While he was still speaking, suddenly a crowd came, and the one called Judas, one of the twelve, was leading them. He approached Jesus to kiss him; but Jesus said to him, “Judas, is it with a kiss that you are betraying the Son of Man?” When those who were around him saw what was coming, they asked, “Lord, should we strike with the sword?” Then one of them struck the slave of the high priest and cut off his right ear. But Jesus said, “No more of this!” And he touched his ear and healed him.
In God We Trust
Christians are constantly faced with this choice: in what or in whom will we put our trust? And even though some folks make it sound like an easy and obvious decision, more often than not they’re actions show just how challenging it is to make and to keep. For example, it’s incredibly easy to put our trust in ourselves, you know, in our interests and desires.

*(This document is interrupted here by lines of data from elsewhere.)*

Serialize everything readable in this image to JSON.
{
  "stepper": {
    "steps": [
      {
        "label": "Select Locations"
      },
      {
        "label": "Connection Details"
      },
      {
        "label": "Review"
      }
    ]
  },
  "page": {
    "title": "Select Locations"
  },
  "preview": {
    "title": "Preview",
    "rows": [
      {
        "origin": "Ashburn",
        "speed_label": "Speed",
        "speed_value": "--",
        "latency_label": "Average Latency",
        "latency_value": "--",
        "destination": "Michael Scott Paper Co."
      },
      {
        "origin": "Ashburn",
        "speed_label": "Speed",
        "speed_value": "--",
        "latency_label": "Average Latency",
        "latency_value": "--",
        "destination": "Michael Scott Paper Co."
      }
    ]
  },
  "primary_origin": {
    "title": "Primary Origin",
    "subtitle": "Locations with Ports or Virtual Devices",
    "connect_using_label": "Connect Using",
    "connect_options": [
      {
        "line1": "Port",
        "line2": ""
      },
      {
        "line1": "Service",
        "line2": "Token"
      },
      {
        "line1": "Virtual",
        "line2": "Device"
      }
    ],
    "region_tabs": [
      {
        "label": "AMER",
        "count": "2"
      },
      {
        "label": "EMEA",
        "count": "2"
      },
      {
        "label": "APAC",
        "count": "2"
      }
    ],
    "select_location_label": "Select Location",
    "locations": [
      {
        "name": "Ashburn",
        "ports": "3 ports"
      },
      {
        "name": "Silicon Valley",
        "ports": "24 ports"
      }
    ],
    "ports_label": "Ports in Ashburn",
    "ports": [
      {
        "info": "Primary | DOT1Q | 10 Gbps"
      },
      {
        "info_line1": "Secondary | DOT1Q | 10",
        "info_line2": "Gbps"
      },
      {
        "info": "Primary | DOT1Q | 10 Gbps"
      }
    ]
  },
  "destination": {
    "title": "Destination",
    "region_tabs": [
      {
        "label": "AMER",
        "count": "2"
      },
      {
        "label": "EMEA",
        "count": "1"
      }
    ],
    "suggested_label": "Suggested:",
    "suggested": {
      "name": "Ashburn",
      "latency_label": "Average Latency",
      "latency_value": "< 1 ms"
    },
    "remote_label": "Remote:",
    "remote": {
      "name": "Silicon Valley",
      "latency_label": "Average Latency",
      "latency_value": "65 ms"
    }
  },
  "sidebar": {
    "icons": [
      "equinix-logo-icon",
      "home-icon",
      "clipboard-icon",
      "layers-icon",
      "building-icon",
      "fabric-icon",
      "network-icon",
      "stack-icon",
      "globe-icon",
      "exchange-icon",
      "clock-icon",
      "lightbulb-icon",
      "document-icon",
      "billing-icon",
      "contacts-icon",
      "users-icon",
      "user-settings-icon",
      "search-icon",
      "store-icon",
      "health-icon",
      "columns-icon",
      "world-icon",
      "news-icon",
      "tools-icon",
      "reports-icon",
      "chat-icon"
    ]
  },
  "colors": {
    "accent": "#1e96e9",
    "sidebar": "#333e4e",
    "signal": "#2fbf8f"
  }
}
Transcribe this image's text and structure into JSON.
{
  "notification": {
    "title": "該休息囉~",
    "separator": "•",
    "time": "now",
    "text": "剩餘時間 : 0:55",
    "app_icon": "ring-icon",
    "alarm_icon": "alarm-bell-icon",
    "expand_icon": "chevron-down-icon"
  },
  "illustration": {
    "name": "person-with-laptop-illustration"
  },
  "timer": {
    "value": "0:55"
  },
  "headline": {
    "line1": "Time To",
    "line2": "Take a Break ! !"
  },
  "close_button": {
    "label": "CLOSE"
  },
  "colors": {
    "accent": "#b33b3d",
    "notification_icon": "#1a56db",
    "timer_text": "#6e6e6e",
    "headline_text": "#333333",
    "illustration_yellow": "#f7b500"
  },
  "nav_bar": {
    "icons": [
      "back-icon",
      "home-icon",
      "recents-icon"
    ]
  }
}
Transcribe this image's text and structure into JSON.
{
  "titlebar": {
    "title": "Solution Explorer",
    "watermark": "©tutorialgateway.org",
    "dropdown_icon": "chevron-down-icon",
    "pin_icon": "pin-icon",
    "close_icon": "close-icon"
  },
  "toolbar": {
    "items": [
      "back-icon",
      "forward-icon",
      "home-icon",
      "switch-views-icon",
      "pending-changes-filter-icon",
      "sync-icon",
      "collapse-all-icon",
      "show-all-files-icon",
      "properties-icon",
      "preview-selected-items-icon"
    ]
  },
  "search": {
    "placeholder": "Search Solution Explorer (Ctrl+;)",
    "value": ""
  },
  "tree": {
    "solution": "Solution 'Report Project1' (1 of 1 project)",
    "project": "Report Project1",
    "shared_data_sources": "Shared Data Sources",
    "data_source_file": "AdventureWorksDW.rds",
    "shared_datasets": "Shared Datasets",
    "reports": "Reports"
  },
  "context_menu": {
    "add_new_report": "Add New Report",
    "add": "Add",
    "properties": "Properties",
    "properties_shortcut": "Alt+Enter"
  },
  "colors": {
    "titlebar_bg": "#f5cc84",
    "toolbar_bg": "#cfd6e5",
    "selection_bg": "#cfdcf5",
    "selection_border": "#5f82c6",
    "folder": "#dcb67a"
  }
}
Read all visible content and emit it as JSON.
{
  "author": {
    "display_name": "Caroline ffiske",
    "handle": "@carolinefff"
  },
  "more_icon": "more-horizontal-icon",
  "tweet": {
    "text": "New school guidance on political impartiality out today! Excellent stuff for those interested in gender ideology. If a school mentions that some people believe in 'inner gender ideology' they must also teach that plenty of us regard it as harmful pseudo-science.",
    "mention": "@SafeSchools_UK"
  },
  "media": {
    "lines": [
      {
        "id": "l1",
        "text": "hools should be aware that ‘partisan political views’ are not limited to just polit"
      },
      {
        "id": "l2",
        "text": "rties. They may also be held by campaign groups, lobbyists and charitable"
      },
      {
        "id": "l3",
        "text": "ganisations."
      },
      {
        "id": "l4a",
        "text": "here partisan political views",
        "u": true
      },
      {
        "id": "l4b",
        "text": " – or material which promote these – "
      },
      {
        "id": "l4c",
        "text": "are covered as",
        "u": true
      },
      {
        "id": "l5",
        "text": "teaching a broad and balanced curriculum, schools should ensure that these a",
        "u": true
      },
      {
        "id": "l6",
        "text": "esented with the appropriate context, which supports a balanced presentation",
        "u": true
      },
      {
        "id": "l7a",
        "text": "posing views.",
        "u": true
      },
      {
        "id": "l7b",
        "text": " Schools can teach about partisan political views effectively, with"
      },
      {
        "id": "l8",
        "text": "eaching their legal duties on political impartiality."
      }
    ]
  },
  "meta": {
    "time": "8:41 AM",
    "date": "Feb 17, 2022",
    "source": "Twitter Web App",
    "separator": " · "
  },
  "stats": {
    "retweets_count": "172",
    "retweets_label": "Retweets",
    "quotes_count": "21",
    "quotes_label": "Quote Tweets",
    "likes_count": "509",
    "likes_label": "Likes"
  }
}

Of course, we may try to pay lip-service to God, saying that he’s the only one we can truly trust. Still our actions don’t jive with our words, because rather than waiting to see how things work themselves out, we impulsively take the bull by the horns and do what we think should be done. Like the apostle who used his sword to strike the slave of the high priest, we act. Sadly, through that action, often we make a bad situation worse. And even if we cloak this action with verbal claims that we’re only doing what Jesus would have done, something that reflects wishful thinking at best, our focus is still on self and our interests and our desire. In other words, we’re trusting in self rather than in God.
And for that reason, it may be important for us to focus intentionally our trust on and in God. And to do that, well, we have a great example. You see, just like Jesus was willing to look past his own desire as he prayed on the Mount of Olives, we can put our thoughts and opinions aside, at least for a little while. And then we can listen for that often quiet voice of God directing our actions. And even though we might still misinterpret God’s will and end up moving in a direction that we’ve chosen, at least we’re making a genuine effort to show ourselves and others that in God we trust.